Search the entries below for the word "from", then copy each line in which it is found.
---------- Data excerpts ----------
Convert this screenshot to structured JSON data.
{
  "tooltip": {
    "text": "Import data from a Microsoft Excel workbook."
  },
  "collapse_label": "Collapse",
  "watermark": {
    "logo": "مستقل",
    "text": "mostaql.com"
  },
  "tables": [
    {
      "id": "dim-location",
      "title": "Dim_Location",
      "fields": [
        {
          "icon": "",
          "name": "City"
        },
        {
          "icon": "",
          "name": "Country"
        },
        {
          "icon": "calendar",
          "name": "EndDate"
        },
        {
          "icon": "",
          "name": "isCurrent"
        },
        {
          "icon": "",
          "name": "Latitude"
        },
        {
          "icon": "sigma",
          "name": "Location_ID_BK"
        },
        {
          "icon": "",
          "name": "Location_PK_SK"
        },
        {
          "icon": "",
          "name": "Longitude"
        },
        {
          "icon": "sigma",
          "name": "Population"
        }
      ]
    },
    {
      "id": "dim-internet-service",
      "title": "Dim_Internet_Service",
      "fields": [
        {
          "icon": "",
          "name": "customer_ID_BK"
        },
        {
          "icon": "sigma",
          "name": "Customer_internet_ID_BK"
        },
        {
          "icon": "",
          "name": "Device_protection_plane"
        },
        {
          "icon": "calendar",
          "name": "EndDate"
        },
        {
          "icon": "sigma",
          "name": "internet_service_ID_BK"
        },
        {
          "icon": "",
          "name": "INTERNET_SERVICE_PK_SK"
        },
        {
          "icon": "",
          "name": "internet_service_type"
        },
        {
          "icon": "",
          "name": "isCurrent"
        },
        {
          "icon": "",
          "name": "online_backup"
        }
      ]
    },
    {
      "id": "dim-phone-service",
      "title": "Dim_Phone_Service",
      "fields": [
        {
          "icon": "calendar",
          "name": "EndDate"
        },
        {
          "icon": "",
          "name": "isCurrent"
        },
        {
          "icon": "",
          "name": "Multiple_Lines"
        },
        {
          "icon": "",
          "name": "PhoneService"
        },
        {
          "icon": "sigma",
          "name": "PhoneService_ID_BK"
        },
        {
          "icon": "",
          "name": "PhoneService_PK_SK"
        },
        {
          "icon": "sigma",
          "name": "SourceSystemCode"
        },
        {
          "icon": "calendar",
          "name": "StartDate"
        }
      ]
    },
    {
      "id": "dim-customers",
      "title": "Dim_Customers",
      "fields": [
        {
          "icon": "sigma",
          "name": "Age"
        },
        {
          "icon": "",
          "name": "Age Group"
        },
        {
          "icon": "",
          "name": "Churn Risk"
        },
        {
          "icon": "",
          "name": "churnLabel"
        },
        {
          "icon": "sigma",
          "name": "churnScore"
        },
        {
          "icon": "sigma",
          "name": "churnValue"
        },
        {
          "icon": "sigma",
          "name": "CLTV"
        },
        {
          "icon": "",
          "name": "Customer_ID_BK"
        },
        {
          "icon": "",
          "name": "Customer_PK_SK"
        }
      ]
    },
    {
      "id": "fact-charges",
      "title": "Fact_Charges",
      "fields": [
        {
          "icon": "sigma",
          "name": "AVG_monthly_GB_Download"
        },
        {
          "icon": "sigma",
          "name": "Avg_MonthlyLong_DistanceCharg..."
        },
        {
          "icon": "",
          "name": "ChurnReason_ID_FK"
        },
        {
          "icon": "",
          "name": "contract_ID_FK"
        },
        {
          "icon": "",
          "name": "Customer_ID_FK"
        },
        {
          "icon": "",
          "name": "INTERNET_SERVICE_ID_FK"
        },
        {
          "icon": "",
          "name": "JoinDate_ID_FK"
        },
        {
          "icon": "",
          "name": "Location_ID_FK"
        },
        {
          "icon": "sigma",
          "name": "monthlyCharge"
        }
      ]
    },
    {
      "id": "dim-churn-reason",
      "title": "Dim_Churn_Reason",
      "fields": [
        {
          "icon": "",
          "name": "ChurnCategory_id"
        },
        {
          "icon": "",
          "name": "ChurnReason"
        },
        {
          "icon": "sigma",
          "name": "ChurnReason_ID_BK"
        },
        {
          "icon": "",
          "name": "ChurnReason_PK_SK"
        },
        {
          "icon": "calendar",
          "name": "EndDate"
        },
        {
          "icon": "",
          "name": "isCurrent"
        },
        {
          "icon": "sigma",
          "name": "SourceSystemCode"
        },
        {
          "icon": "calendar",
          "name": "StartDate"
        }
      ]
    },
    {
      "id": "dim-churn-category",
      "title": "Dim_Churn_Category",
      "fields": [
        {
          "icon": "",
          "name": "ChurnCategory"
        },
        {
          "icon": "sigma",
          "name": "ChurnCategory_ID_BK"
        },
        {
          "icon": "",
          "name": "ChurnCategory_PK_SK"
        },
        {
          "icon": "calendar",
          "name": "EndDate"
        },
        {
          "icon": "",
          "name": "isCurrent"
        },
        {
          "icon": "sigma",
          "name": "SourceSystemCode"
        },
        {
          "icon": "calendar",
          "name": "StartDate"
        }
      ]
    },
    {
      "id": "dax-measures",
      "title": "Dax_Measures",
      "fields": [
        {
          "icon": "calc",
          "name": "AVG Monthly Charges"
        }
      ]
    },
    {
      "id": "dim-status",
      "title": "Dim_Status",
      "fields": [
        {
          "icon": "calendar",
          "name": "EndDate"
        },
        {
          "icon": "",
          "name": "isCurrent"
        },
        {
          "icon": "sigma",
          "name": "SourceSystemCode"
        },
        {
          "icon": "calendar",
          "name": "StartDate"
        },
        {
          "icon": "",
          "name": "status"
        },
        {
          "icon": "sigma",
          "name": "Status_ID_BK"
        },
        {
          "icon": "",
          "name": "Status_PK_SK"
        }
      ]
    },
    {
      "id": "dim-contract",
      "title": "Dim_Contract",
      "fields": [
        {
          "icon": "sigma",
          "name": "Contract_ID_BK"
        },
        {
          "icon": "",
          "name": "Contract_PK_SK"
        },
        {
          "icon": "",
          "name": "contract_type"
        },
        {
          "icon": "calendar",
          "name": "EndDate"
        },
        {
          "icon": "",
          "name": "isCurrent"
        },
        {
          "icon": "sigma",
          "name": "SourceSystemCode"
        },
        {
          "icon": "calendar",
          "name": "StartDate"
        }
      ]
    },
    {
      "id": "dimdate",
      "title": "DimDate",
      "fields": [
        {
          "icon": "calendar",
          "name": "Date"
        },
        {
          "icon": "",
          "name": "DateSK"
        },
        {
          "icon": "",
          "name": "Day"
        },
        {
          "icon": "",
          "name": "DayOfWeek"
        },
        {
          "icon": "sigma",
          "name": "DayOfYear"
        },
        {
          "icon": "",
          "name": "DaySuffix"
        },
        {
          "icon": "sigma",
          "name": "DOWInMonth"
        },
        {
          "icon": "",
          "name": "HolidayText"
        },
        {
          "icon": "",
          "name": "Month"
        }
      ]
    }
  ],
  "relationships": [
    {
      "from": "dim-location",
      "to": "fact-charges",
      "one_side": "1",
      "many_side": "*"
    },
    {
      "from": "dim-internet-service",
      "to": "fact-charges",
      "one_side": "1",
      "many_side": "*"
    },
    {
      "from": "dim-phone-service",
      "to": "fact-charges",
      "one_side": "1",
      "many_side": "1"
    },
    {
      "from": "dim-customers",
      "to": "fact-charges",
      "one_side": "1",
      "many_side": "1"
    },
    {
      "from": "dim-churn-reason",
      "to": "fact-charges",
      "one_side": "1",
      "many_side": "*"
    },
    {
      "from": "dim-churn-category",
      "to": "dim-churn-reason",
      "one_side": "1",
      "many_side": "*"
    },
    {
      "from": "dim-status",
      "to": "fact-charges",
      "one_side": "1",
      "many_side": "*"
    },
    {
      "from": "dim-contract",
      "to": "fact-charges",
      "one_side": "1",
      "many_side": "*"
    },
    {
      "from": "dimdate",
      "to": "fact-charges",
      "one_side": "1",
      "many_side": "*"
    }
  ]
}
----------
## Response area
    "text": "Import data from a Microsoft Excel workbook."
      "from": "dim-location",
      "from": "dim-internet-service",
      "from": "dim-phone-service",
      "from": "dim-customers",
      "from": "dim-churn-reason",
      "from": "dim-churn-category",
      "from": "dim-status",
      "from": "dim-contract",
      "from": "dimdate",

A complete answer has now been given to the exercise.